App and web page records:

* * * * * * *

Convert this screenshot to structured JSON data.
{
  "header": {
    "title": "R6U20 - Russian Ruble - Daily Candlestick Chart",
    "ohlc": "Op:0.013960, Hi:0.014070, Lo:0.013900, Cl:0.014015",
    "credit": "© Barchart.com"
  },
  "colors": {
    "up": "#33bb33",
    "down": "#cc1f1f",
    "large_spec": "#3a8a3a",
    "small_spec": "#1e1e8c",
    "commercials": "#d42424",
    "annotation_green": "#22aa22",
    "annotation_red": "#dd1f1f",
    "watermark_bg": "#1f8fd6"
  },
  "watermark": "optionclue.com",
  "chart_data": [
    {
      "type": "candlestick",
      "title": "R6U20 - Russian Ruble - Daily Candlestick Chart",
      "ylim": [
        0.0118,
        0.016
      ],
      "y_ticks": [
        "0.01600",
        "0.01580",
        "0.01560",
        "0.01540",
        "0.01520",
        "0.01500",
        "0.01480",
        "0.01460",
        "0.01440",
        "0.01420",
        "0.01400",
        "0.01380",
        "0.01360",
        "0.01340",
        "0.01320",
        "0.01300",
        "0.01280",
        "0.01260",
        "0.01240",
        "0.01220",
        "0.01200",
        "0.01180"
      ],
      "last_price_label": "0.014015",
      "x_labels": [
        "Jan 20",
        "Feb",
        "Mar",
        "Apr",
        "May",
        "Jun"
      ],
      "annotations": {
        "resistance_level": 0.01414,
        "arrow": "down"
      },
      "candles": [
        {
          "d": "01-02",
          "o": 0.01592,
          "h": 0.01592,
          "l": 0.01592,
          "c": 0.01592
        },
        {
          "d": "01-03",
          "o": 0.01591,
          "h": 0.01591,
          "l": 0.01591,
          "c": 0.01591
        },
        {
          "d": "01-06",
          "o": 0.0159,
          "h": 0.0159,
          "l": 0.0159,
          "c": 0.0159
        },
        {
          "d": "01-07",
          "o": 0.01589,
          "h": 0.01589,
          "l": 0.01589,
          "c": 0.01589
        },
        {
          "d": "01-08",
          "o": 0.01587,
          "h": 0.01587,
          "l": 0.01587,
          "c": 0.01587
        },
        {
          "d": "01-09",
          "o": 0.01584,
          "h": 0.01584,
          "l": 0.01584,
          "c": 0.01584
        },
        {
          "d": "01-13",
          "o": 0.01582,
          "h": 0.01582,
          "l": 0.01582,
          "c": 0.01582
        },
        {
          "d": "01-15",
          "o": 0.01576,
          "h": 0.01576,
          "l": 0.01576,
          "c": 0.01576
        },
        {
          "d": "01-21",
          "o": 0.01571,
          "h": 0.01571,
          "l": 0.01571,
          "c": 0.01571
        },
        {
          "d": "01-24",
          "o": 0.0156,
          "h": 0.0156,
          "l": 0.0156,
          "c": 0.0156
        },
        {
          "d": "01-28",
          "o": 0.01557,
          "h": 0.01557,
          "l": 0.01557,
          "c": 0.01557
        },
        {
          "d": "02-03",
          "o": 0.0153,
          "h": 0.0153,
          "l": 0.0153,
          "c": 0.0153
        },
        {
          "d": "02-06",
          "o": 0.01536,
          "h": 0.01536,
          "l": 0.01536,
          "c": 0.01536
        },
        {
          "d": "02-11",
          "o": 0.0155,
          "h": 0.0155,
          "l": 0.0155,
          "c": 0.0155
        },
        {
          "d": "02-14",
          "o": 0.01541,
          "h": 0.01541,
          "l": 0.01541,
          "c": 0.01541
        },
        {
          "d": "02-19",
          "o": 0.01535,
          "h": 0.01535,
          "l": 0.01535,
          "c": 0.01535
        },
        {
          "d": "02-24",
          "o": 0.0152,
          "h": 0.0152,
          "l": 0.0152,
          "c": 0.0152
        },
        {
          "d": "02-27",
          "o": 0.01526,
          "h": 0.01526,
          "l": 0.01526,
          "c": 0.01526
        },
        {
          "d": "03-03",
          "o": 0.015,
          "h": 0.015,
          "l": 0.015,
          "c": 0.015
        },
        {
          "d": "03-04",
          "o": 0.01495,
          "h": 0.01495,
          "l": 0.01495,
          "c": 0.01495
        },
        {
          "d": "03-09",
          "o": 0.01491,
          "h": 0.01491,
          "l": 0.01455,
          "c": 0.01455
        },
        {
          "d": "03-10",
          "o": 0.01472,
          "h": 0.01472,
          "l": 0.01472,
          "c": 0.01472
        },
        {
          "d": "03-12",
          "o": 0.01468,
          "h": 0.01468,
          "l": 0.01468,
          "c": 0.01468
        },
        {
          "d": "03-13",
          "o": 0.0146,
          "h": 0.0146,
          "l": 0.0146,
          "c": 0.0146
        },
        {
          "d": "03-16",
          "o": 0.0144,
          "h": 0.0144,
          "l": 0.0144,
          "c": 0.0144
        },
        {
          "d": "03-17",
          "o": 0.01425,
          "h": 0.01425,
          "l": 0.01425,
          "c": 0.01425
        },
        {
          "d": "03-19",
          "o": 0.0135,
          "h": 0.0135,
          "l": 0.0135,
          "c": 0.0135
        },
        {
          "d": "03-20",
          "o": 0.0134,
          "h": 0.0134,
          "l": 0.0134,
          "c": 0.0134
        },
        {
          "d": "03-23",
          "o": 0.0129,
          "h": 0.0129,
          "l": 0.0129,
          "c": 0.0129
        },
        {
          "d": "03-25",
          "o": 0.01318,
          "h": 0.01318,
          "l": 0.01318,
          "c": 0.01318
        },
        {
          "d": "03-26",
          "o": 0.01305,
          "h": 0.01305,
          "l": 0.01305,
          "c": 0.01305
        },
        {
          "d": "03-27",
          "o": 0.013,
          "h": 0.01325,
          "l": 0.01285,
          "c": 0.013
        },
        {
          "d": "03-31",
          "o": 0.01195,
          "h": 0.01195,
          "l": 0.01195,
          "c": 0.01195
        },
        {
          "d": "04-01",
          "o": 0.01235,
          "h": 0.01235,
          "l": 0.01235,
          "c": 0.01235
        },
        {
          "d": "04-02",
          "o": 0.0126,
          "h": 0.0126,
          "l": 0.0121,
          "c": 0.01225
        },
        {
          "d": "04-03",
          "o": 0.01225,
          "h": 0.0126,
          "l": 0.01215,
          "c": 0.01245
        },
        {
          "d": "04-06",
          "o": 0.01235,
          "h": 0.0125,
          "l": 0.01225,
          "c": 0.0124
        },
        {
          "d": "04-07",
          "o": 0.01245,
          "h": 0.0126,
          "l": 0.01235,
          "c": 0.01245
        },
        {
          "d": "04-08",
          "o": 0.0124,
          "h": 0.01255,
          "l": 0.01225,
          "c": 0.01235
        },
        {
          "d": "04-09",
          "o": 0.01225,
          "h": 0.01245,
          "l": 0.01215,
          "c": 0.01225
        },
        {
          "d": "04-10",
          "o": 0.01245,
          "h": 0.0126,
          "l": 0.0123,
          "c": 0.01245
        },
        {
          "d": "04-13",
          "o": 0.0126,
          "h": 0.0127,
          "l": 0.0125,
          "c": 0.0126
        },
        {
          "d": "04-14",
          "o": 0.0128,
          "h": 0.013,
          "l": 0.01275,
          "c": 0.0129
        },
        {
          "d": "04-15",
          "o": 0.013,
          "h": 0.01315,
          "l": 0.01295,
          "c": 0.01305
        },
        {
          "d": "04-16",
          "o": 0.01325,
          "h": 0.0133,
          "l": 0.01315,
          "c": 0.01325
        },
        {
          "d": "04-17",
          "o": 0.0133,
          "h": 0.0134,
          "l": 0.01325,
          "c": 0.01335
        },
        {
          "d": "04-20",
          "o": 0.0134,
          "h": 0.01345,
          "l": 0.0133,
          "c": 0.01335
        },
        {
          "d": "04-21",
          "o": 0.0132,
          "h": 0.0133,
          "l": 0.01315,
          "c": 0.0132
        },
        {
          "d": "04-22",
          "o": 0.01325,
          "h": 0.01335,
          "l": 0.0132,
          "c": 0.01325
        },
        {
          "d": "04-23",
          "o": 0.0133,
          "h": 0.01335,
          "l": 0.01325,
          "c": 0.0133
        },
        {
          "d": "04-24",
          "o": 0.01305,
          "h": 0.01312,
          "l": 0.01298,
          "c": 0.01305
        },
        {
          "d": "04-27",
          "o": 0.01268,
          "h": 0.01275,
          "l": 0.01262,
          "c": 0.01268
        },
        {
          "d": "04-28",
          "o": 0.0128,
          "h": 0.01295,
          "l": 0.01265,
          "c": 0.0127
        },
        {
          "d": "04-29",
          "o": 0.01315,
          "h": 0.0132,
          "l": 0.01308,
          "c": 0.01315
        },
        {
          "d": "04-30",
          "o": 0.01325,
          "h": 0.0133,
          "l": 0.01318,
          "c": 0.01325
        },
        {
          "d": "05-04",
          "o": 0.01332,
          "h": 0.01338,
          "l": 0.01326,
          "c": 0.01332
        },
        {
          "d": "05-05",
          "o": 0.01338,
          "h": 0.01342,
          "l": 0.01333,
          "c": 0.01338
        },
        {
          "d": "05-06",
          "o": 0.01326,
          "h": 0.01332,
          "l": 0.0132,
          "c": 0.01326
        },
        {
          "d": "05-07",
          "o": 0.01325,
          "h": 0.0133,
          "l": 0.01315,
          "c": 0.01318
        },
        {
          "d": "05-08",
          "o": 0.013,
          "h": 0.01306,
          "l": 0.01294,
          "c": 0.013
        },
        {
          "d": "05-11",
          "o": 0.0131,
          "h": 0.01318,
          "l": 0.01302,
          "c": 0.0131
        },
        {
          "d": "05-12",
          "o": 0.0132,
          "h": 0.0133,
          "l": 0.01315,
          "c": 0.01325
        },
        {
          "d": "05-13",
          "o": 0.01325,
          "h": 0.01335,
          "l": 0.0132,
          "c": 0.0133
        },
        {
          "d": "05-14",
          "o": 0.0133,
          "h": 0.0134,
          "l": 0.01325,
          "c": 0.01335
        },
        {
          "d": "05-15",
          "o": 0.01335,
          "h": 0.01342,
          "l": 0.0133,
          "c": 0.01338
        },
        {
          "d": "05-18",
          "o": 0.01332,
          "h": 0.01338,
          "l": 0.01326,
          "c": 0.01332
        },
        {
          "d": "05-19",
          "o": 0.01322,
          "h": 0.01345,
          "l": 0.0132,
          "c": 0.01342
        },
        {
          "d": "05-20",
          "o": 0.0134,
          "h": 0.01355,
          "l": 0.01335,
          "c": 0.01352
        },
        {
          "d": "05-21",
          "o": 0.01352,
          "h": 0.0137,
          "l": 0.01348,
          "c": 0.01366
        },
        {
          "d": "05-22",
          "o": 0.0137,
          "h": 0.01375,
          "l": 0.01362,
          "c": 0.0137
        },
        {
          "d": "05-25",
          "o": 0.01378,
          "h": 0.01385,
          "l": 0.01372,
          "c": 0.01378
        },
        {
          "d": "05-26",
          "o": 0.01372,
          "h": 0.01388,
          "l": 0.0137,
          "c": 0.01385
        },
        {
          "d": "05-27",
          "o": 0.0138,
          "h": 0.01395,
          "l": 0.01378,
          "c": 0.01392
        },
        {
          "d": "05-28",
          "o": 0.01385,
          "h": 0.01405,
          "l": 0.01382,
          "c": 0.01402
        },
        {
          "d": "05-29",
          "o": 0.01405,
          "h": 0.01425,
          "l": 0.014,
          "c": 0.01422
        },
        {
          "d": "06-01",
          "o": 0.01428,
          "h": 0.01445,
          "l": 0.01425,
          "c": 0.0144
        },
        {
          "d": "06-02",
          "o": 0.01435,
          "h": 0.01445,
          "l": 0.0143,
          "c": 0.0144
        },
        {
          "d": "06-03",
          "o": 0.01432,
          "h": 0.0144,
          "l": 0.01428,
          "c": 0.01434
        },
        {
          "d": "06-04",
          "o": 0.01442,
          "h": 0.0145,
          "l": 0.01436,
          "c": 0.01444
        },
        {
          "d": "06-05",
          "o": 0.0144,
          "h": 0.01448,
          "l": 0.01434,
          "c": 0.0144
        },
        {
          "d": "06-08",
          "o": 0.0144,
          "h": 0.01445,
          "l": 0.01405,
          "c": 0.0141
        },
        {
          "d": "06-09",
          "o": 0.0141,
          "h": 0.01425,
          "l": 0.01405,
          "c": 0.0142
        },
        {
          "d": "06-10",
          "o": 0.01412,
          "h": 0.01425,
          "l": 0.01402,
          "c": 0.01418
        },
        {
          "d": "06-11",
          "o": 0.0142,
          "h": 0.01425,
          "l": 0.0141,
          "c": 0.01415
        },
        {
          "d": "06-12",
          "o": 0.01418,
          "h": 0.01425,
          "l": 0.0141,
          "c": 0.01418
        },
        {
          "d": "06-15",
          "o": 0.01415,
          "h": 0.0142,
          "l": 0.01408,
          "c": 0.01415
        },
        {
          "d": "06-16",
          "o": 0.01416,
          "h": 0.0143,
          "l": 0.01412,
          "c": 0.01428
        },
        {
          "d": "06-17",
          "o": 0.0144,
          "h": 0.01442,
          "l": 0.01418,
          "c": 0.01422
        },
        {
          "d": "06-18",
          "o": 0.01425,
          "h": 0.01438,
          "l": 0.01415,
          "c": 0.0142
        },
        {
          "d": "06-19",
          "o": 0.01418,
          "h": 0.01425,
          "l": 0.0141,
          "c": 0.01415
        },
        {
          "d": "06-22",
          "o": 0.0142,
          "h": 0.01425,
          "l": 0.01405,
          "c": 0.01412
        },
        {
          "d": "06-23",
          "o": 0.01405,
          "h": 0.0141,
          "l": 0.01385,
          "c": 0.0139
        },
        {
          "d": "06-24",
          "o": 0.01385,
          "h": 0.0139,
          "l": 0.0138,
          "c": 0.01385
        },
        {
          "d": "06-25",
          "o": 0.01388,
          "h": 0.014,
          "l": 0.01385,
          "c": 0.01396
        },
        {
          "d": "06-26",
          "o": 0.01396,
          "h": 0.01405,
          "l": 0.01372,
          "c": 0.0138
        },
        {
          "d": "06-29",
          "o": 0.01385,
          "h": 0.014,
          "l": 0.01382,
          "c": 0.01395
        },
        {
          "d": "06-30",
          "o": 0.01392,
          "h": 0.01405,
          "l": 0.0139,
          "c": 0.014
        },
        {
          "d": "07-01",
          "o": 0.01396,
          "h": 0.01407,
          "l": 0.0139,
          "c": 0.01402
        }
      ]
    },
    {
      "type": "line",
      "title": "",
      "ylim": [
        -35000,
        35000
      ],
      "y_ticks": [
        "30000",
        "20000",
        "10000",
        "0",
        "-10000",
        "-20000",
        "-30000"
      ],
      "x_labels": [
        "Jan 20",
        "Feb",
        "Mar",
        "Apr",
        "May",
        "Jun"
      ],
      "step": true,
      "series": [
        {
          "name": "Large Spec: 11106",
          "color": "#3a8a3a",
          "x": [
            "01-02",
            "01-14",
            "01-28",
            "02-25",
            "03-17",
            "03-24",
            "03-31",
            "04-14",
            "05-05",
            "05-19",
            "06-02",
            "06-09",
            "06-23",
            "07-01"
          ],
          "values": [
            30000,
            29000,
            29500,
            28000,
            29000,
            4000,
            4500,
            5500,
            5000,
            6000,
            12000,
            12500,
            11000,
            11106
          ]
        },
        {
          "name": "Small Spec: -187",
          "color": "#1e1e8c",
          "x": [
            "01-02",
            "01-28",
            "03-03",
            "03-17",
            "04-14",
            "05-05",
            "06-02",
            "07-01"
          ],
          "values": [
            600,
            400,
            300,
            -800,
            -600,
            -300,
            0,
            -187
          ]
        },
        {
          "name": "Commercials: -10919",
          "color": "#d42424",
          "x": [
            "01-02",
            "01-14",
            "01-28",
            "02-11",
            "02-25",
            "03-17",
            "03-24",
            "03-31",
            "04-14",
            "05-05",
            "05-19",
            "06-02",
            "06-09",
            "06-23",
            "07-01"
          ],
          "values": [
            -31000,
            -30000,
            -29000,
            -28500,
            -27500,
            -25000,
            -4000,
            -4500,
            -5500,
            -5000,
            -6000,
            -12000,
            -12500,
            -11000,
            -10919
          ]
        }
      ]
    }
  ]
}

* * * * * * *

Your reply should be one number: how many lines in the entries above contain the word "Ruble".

2